Ladies and Gentlemen, Introducing the Agents of Deterioration!

As part of the museum’s mission, the curatorial staff plans to have occasional workshops and instruction about caring for objects in both museum and home settings.  To get things rolling, the curatorial department thought that introducing some of our topics to the blog-o-sphere might be interesting.  This blog entry will be one of several on this subject.

Villa Finale  is a house, and by its very nature it is not hermetically sealed.  Light, air and little creatures often get in to houses and act naturally, i.e.: they damage the organic materials that make up most of a home’s furnishings.  We don’t have any current issues here, but we do have signs of some of the ever-present Agents of Deterioration!!  The agents, as we like to call them, are made up of things such as insects, sunlight, humidity, extreme temperatures, even oils from human hands.   Surprisingly, poor object handling is the number one cause of object deterioration in museums.

An adult beetle.

An adult beetle.

Villa Finale has had a couple of  obvious run-ins with the agents, one was evidence of Furniture Beetle, or Powder Post Beetle, infestation blogged about here.    Furniture Beetles, in larval form, are known as “woodworms”.  These creatures have a penchant for chewing through old wood and weakening it.  They get there by way of adult beetles flying in to a dwelling, or entering literally in another piece of furniture as larvae or even eggs. 

The adult female beetle lays from twenty to sixty eggs on the surface or crevices of wood furniture.  In a mere six to ten days, cute little newborn larvae hatch and begin munching their way through the piece of furniture so thoughtfully provided to them by their mother.   They create galleries and tunnels, eventually emerging an incredible two to five years later through exit holes.  The adult beetles then fly off and “meet” other beetles and start the cycle all over again.

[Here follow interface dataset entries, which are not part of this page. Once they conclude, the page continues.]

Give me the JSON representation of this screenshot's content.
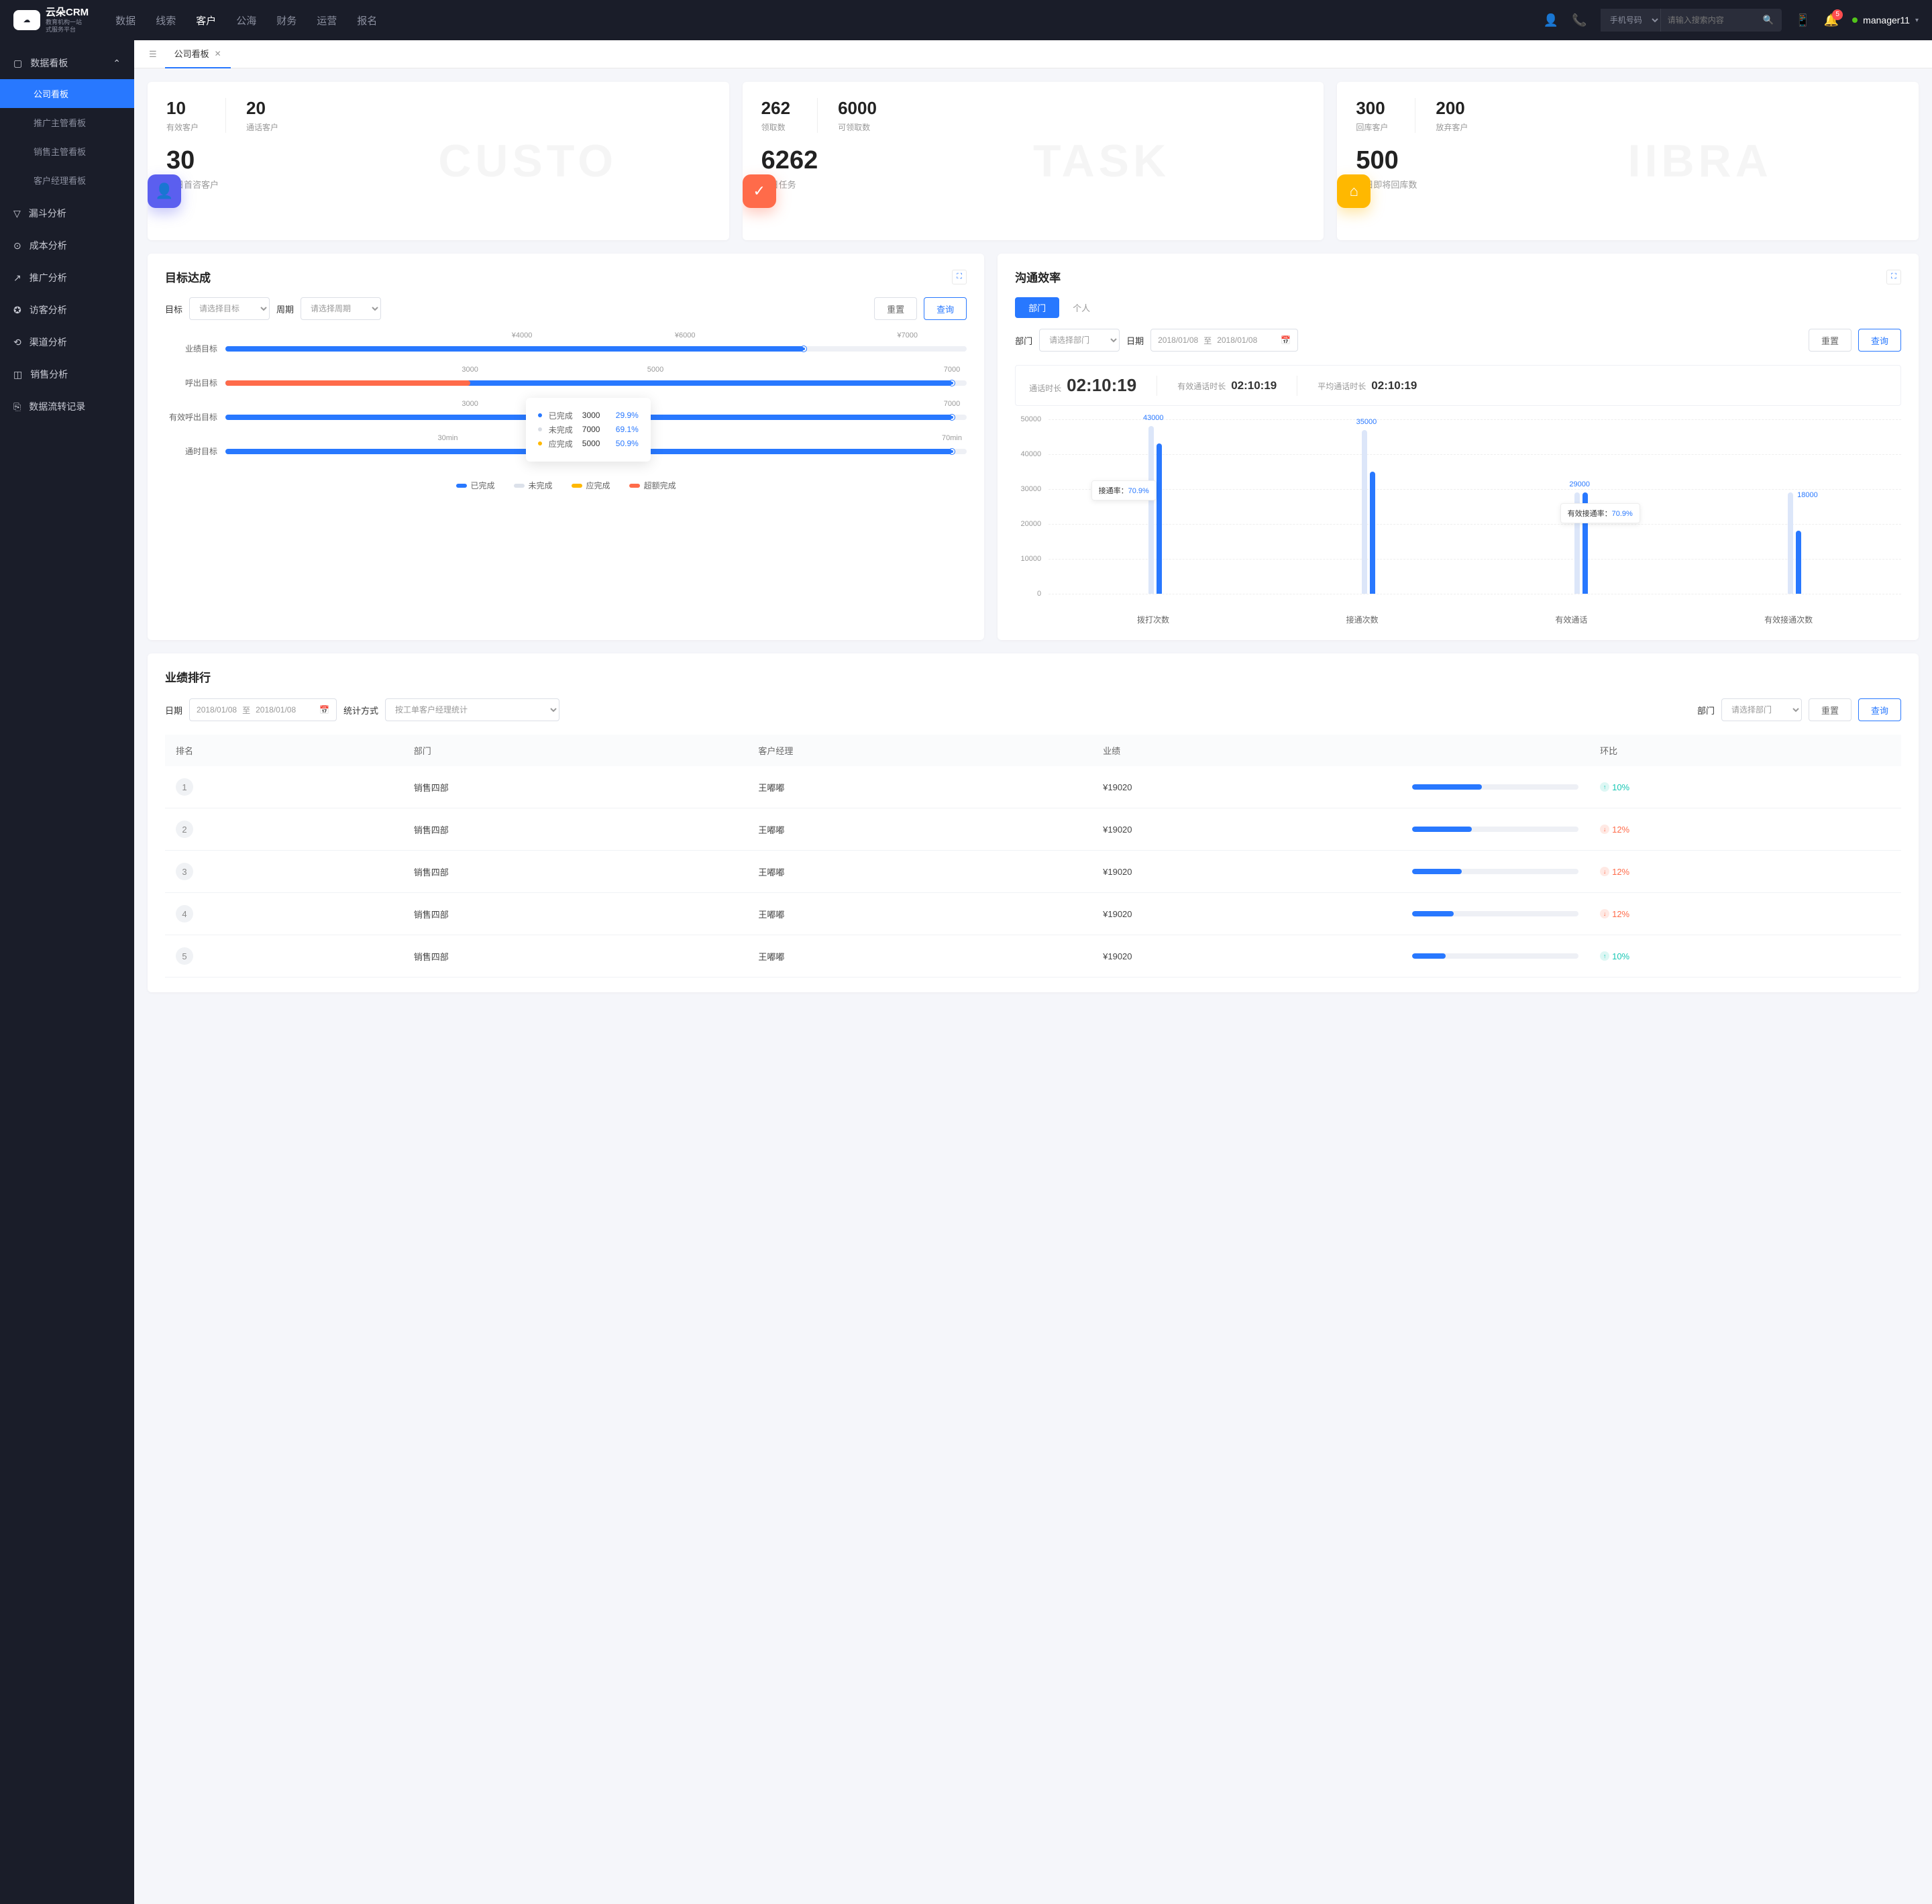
{
  "header": {
    "logo_title": "云朵CRM",
    "logo_sub1": "教育机构一站",
    "logo_sub2": "式服务平台",
    "nav": [
      "数据",
      "线索",
      "客户",
      "公海",
      "财务",
      "运营",
      "报名"
    ],
    "nav_active": 2,
    "search_type": "手机号码",
    "search_placeholder": "请输入搜索内容",
    "notif_count": "5",
    "user": "manager11"
  },
  "sidebar": {
    "group0": {
      "title": "数据看板",
      "items": [
        "公司看板",
        "推广主管看板",
        "销售主管看板",
        "客户经理看板"
      ],
      "active": 0
    },
    "items": [
      "漏斗分析",
      "成本分析",
      "推广分析",
      "访客分析",
      "渠道分析",
      "销售分析",
      "数据流转记录"
    ]
  },
  "tab": {
    "label": "公司看板"
  },
  "stats": [
    {
      "a_num": "10",
      "a_lbl": "有效客户",
      "b_num": "20",
      "b_lbl": "通话客户",
      "big": "30",
      "big_lbl": "今日首咨客户",
      "wm": "CUSTO"
    },
    {
      "a_num": "262",
      "a_lbl": "领取数",
      "b_num": "6000",
      "b_lbl": "可领取数",
      "big": "6262",
      "big_lbl": "今日任务",
      "wm": "TASK"
    },
    {
      "a_num": "300",
      "a_lbl": "回库客户",
      "b_num": "200",
      "b_lbl": "放弃客户",
      "big": "500",
      "big_lbl": "今日即将回库数",
      "wm": "IIBRA"
    }
  ],
  "goals": {
    "title": "目标达成",
    "f_target": "目标",
    "f_target_ph": "请选择目标",
    "f_period": "周期",
    "f_period_ph": "请选择周期",
    "btn_reset": "重置",
    "btn_query": "查询",
    "rows": [
      {
        "label": "业绩目标",
        "ticks": [
          "¥4000",
          "¥6000",
          "¥7000"
        ],
        "tick_pos": [
          40,
          62,
          92
        ],
        "blue": 78
      },
      {
        "label": "呼出目标",
        "ticks": [
          "3000",
          "5000",
          "7000"
        ],
        "tick_pos": [
          33,
          58,
          98
        ],
        "blue": 98,
        "orange": 33
      },
      {
        "label": "有效呼出目标",
        "ticks": [
          "3000",
          "7000"
        ],
        "tick_pos": [
          33,
          98
        ],
        "blue": 98,
        "light": 60
      },
      {
        "label": "通时目标",
        "ticks": [
          "30min",
          "70min"
        ],
        "tick_pos": [
          30,
          98
        ],
        "blue": 98
      }
    ],
    "tooltip": {
      "rows": [
        {
          "color": "#2878ff",
          "label": "已完成",
          "val": "3000",
          "pct": "29.9%"
        },
        {
          "color": "#d8dce4",
          "label": "未完成",
          "val": "7000",
          "pct": "69.1%"
        },
        {
          "color": "#ffb800",
          "label": "应完成",
          "val": "5000",
          "pct": "50.9%"
        }
      ]
    },
    "legend": [
      {
        "c": "#2878ff",
        "t": "已完成"
      },
      {
        "c": "#dce1ea",
        "t": "未完成"
      },
      {
        "c": "#ffb800",
        "t": "应完成"
      },
      {
        "c": "#ff6b4a",
        "t": "超额完成"
      }
    ]
  },
  "comm": {
    "title": "沟通效率",
    "seg": [
      "部门",
      "个人"
    ],
    "seg_active": 0,
    "f_dept": "部门",
    "f_dept_ph": "请选择部门",
    "f_date": "日期",
    "date1": "2018/01/08",
    "date_sep": "至",
    "date2": "2018/01/08",
    "btn_reset": "重置",
    "btn_query": "查询",
    "info": [
      {
        "label": "通话时长",
        "value": "02:10:19",
        "big": true
      },
      {
        "label": "有效通话时长",
        "value": "02:10:19"
      },
      {
        "label": "平均通话时长",
        "value": "02:10:19"
      }
    ],
    "y_ticks": [
      "0",
      "10000",
      "20000",
      "30000",
      "40000",
      "50000"
    ],
    "bars": [
      {
        "label": "拨打次数",
        "bg": 48000,
        "fg": 43000,
        "val": "43000"
      },
      {
        "label": "接通次数",
        "bg": 47000,
        "fg": 35000,
        "val": "35000"
      },
      {
        "label": "有效通话",
        "bg": 29000,
        "fg": 29000,
        "val": "29000"
      },
      {
        "label": "有效接通次数",
        "bg": 29000,
        "fg": 18000,
        "val": "18000"
      }
    ],
    "callouts": [
      {
        "label": "接通率：",
        "pct": "70.9%"
      },
      {
        "label": "有效接通率：",
        "pct": "70.9%"
      }
    ]
  },
  "rank": {
    "title": "业绩排行",
    "f_date": "日期",
    "date1": "2018/01/08",
    "date_sep": "至",
    "date2": "2018/01/08",
    "f_stat": "统计方式",
    "stat_val": "按工单客户经理统计",
    "f_dept": "部门",
    "f_dept_ph": "请选择部门",
    "btn_reset": "重置",
    "btn_query": "查询",
    "cols": [
      "排名",
      "部门",
      "客户经理",
      "业绩",
      "",
      "环比"
    ],
    "rows": [
      {
        "rank": "1",
        "dept": "销售四部",
        "mgr": "王嘟嘟",
        "perf": "¥19020",
        "bar": 42,
        "chg": "10%",
        "dir": "up"
      },
      {
        "rank": "2",
        "dept": "销售四部",
        "mgr": "王嘟嘟",
        "perf": "¥19020",
        "bar": 36,
        "chg": "12%",
        "dir": "down"
      },
      {
        "rank": "3",
        "dept": "销售四部",
        "mgr": "王嘟嘟",
        "perf": "¥19020",
        "bar": 30,
        "chg": "12%",
        "dir": "down"
      },
      {
        "rank": "4",
        "dept": "销售四部",
        "mgr": "王嘟嘟",
        "perf": "¥19020",
        "bar": 25,
        "chg": "12%",
        "dir": "down"
      },
      {
        "rank": "5",
        "dept": "销售四部",
        "mgr": "王嘟嘟",
        "perf": "¥19020",
        "bar": 20,
        "chg": "10%",
        "dir": "up"
      }
    ]
  },
  "chart_data": [
    {
      "type": "bar",
      "title": "目标达成",
      "orientation": "horizontal",
      "categories": [
        "业绩目标",
        "呼出目标",
        "有效呼出目标",
        "通时目标"
      ],
      "series": [
        {
          "name": "已完成",
          "values": [
            5500,
            7000,
            7000,
            70
          ]
        },
        {
          "name": "未完成",
          "values": [
            7000,
            7000,
            7000,
            70
          ]
        },
        {
          "name": "应完成",
          "values": [
            5000,
            5000,
            5000,
            50
          ]
        },
        {
          "name": "超额完成",
          "values": [
            0,
            3000,
            0,
            0
          ]
        }
      ],
      "units": [
        "¥",
        "",
        "",
        "min"
      ]
    },
    {
      "type": "bar",
      "title": "沟通效率",
      "categories": [
        "拨打次数",
        "接通次数",
        "有效通话",
        "有效接通次数"
      ],
      "series": [
        {
          "name": "background",
          "values": [
            48000,
            47000,
            29000,
            29000
          ]
        },
        {
          "name": "value",
          "values": [
            43000,
            35000,
            29000,
            18000
          ]
        }
      ],
      "ylim": [
        0,
        50000
      ],
      "annotations": [
        {
          "text": "接通率：70.9%"
        },
        {
          "text": "有效接通率：70.9%"
        }
      ]
    }
  ]
}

Pieces with active infestation are easy to spot.  There will be very fine sawdust around the piece and in any exit holes.   Here are some exit holes in an Italian table in Villa Finale’s front hall. 

Exit holes.

Exit holes.

Exit holes.

Exit holes.









These are no longer active,  but nevertheless damaging because the tunnels have irreversibly weakened the legs of the table. 

Infestation can be prevented if  adult beetles are trapped or never enter the dwelling or museum in the first place.  Traps that are the most effective work with an irresistible attractant-Furniture Beetle pheromones!  These traps should be available on-line through Insects Limited, but as of this writing, the traps were still in development.  So, prevention is the key.  If infestation is detected, or if a piece brought into a building has exit holes, the item can be placed in a verylarge plastic bag and sealed for both observation and treatment.  A  furniture conservator or exterminator should advise at that juncture.  Giant furniture bags are available on-line at Gaylord Bros, Inc.

Both museum artifacts and pieces in the home need to be checked for infestation of any insect at least once a month.  This is roughly the period during which most insects pass from one developmental stage to another-with, of course, the exception of the Furniture Beetle!  So, keep your eyes to the floor, look for sawdust, and, until next time (light damage!) this is your curator signing off!

–Meg Nowack